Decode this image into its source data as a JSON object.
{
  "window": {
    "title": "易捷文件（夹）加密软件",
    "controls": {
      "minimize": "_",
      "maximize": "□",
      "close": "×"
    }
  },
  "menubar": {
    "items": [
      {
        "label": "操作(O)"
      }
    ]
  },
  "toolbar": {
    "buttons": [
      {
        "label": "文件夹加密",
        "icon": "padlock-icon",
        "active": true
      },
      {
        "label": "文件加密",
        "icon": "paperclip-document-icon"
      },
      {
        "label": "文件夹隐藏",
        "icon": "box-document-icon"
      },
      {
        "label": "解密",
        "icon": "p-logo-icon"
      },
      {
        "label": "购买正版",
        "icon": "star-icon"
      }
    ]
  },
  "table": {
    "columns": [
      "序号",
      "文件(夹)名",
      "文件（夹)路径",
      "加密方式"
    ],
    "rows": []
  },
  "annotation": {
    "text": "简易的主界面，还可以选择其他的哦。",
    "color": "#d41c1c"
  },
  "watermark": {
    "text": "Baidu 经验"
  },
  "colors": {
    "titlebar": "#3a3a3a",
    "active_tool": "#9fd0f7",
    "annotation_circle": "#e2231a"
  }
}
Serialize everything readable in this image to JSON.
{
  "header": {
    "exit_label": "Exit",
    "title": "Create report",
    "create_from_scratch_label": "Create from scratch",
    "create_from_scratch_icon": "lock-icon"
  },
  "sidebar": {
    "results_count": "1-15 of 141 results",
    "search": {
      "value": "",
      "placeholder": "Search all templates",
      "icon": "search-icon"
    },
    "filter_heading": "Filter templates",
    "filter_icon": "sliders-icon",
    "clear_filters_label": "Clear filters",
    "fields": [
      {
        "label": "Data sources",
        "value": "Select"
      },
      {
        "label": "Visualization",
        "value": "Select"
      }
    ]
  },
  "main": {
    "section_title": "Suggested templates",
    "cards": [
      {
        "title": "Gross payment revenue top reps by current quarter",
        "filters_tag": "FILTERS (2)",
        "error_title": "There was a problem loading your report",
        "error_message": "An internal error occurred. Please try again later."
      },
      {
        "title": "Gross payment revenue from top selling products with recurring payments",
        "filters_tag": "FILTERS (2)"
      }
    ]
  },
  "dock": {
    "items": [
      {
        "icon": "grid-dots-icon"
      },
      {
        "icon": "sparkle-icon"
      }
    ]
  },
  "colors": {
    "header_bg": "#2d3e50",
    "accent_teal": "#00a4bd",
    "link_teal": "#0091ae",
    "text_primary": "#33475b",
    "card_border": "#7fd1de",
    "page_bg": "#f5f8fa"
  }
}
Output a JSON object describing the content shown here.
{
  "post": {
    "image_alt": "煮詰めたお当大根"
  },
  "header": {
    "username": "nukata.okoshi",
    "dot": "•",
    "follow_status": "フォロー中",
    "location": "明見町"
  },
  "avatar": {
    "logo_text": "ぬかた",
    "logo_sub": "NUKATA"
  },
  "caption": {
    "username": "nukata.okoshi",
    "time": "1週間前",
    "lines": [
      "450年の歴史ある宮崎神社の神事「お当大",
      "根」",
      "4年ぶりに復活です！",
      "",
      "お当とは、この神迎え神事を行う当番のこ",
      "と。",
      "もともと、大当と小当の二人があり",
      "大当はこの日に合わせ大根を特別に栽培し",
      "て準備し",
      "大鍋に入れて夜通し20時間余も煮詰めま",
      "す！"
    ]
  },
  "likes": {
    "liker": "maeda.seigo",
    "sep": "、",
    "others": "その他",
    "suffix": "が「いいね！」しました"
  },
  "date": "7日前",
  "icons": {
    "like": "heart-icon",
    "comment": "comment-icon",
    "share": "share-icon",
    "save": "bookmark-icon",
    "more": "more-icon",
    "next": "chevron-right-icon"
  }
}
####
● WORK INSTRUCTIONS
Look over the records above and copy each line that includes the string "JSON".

● YOUR RESPONSE
Decode this image into its source data as a JSON object.
Serialize everything readable in this image to JSON.
Output a JSON object describing the content shown here.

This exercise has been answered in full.